[[ DATASET RECORDS open ]]
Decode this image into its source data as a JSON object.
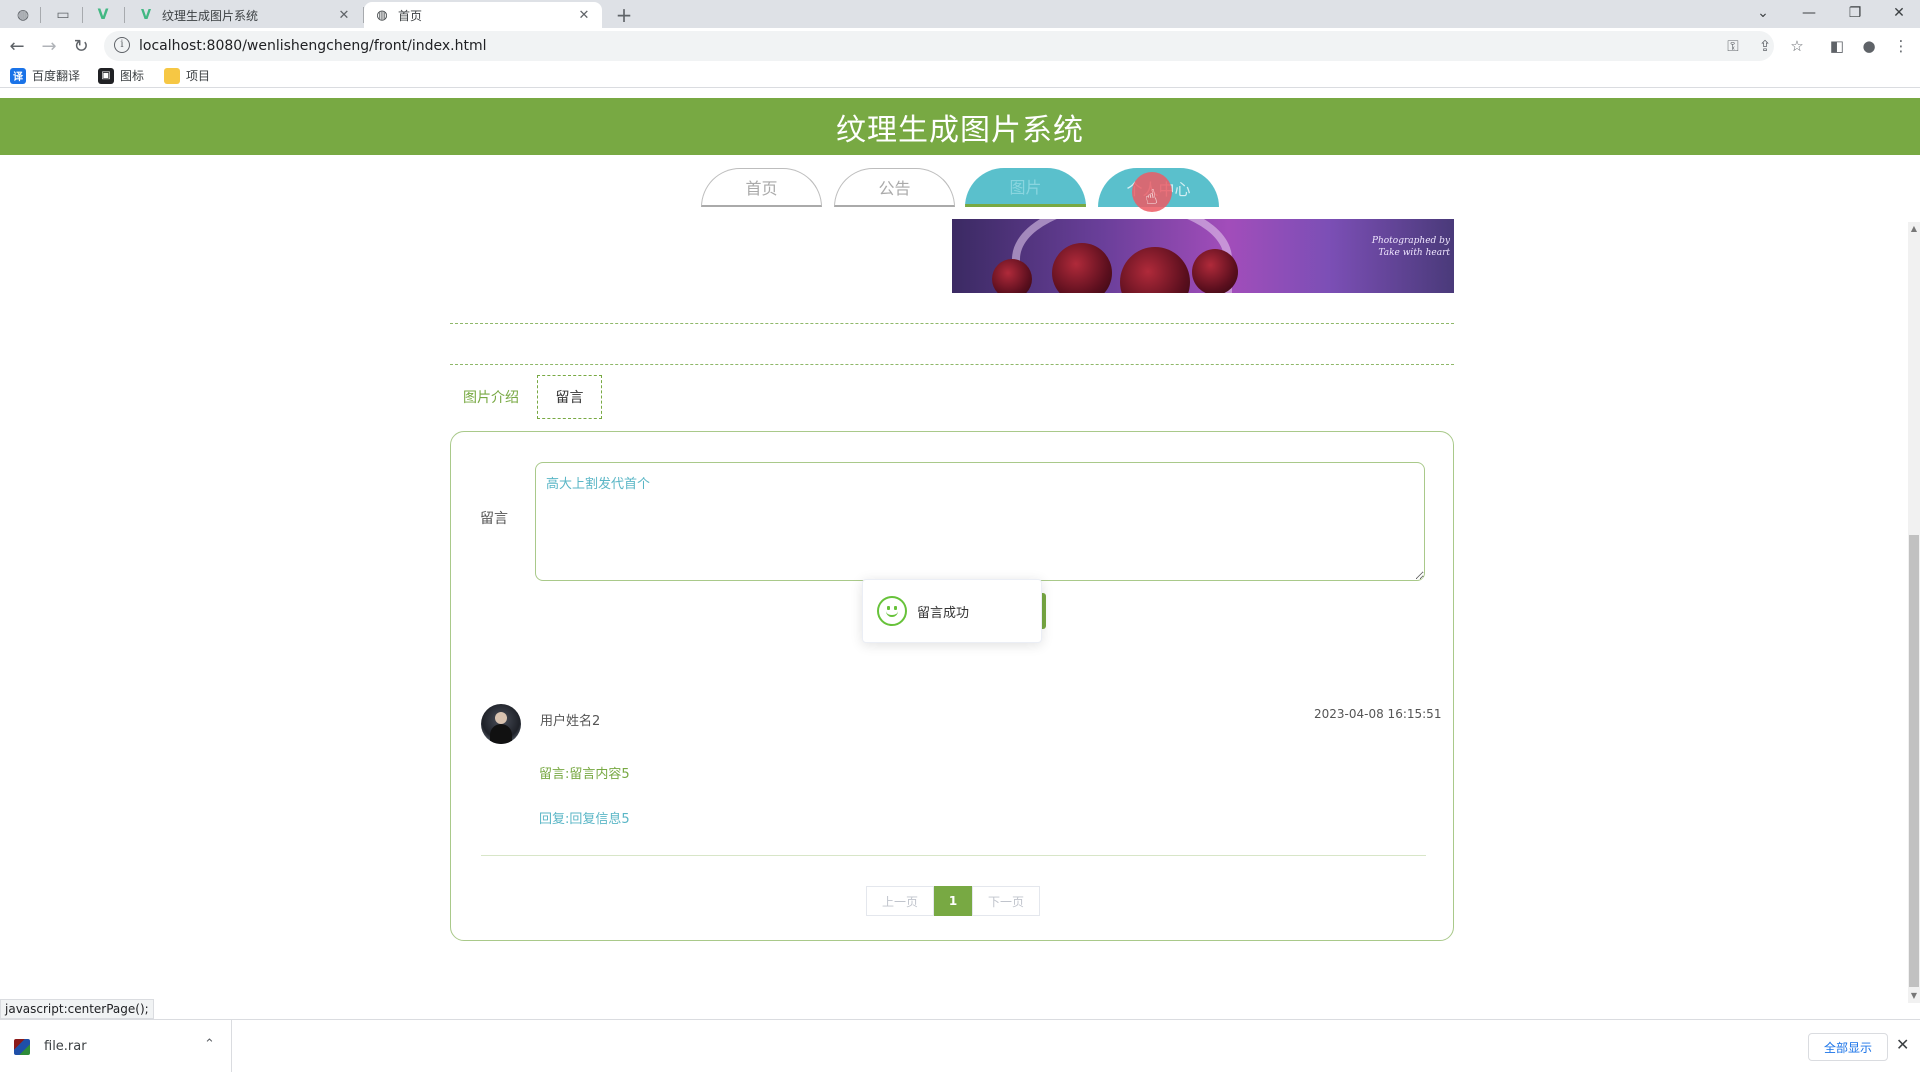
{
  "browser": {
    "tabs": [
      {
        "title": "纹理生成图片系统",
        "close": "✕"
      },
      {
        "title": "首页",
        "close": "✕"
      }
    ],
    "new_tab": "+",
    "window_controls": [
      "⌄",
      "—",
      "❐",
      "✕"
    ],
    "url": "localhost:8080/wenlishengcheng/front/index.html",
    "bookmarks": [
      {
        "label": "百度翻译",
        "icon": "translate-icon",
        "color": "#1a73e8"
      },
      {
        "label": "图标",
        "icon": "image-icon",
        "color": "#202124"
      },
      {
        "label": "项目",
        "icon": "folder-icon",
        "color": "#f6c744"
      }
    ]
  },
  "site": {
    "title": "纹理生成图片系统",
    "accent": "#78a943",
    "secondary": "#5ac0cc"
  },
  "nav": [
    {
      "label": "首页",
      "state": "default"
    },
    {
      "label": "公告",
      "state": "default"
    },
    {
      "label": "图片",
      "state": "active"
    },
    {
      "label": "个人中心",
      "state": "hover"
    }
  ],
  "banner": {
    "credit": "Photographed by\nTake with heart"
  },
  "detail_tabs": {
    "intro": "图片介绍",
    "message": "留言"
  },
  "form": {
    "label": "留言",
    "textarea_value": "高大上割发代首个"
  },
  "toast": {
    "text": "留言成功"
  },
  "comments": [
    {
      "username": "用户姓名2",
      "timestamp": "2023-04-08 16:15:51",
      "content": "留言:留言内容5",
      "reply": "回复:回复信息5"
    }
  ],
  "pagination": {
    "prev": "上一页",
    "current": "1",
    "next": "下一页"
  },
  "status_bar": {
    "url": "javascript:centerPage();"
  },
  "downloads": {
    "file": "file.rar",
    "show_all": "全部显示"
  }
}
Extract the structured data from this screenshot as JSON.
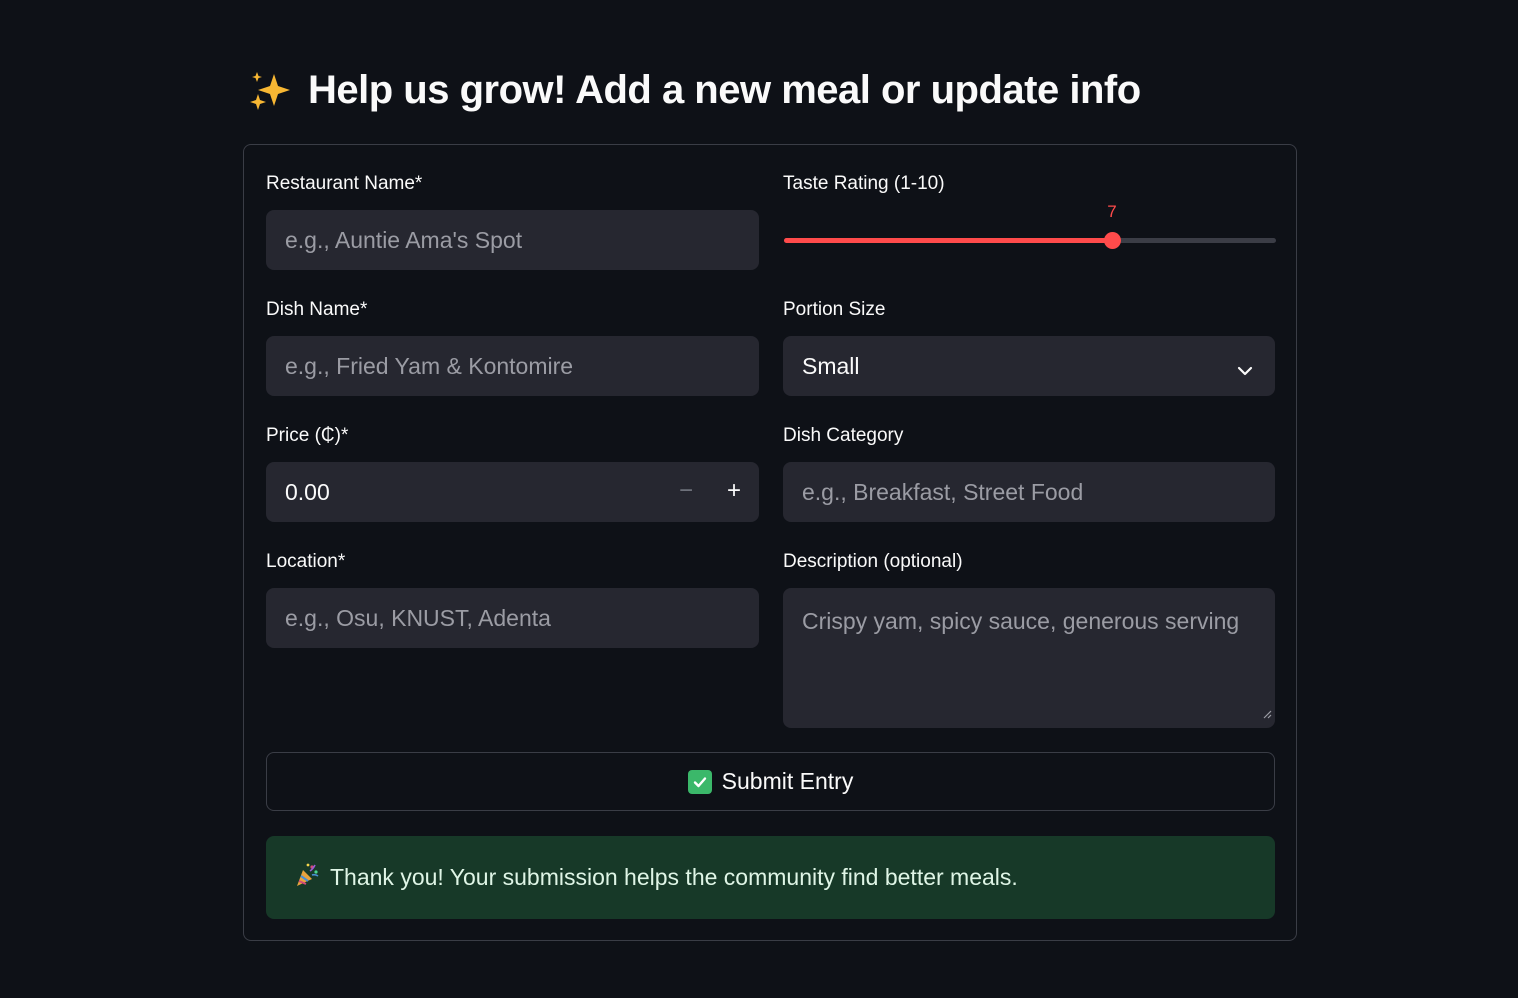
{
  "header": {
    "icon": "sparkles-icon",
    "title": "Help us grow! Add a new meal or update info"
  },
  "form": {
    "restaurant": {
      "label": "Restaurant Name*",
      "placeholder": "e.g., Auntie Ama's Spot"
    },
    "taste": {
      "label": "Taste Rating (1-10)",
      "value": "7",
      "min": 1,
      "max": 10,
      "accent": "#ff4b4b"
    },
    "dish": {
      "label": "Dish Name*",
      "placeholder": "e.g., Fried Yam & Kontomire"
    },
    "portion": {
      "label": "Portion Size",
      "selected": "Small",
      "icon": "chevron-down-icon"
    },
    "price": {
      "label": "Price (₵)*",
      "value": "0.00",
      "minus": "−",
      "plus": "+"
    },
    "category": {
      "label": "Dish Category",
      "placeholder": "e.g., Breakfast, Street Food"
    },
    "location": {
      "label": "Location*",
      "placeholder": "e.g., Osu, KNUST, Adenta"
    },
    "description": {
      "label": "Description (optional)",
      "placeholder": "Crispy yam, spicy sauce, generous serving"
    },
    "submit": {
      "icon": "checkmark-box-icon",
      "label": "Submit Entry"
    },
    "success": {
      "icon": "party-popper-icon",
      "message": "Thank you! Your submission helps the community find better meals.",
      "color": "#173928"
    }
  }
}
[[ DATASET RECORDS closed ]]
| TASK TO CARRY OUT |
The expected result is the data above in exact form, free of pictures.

| EXPECTED OUTPUT |
Decode this image into its source data as a JSON object.
{
  "browser": {
    "tabs": [
      {
        "title": "纹理生成图片系统",
        "close": "✕"
      },
      {
        "title": "首页",
        "close": "✕"
      }
    ],
    "new_tab": "+",
    "window_controls": [
      "⌄",
      "—",
      "❐",
      "✕"
    ],
    "url": "localhost:8080/wenlishengcheng/front/index.html",
    "bookmarks": [
      {
        "label": "百度翻译",
        "icon": "translate-icon",
        "color": "#1a73e8"
      },
      {
        "label": "图标",
        "icon": "image-icon",
        "color": "#202124"
      },
      {
        "label": "项目",
        "icon": "folder-icon",
        "color": "#f6c744"
      }
    ]
  },
  "site": {
    "title": "纹理生成图片系统",
    "accent": "#78a943",
    "secondary": "#5ac0cc"
  },
  "nav": [
    {
      "label": "首页",
      "state": "default"
    },
    {
      "label": "公告",
      "state": "default"
    },
    {
      "label": "图片",
      "state": "active"
    },
    {
      "label": "个人中心",
      "state": "hover"
    }
  ],
  "banner": {
    "credit": "Photographed by\nTake with heart"
  },
  "detail_tabs": {
    "intro": "图片介绍",
    "message": "留言"
  },
  "form": {
    "label": "留言",
    "textarea_value": "高大上割发代首个"
  },
  "toast": {
    "text": "留言成功"
  },
  "comments": [
    {
      "username": "用户姓名2",
      "timestamp": "2023-04-08 16:15:51",
      "content": "留言:留言内容5",
      "reply": "回复:回复信息5"
    }
  ],
  "pagination": {
    "prev": "上一页",
    "current": "1",
    "next": "下一页"
  },
  "status_bar": {
    "url": "javascript:centerPage();"
  },
  "downloads": {
    "file": "file.rar",
    "show_all": "全部显示"
  }
}
Extract the structured data from this screenshot as JSON.
{
  "header": {
    "icon": "sparkles-icon",
    "title": "Help us grow! Add a new meal or update info"
  },
  "form": {
    "restaurant": {
      "label": "Restaurant Name*",
      "placeholder": "e.g., Auntie Ama's Spot"
    },
    "taste": {
      "label": "Taste Rating (1-10)",
      "value": "7",
      "min": 1,
      "max": 10,
      "accent": "#ff4b4b"
    },
    "dish": {
      "label": "Dish Name*",
      "placeholder": "e.g., Fried Yam & Kontomire"
    },
    "portion": {
      "label": "Portion Size",
      "selected": "Small",
      "icon": "chevron-down-icon"
    },
    "price": {
      "label": "Price (₵)*",
      "value": "0.00",
      "minus": "−",
      "plus": "+"
    },
    "category": {
      "label": "Dish Category",
      "placeholder": "e.g., Breakfast, Street Food"
    },
    "location": {
      "label": "Location*",
      "placeholder": "e.g., Osu, KNUST, Adenta"
    },
    "description": {
      "label": "Description (optional)",
      "placeholder": "Crispy yam, spicy sauce, generous serving"
    },
    "submit": {
      "icon": "checkmark-box-icon",
      "label": "Submit Entry"
    },
    "success": {
      "icon": "party-popper-icon",
      "message": "Thank you! Your submission helps the community find better meals.",
      "color": "#173928"
    }
  }
}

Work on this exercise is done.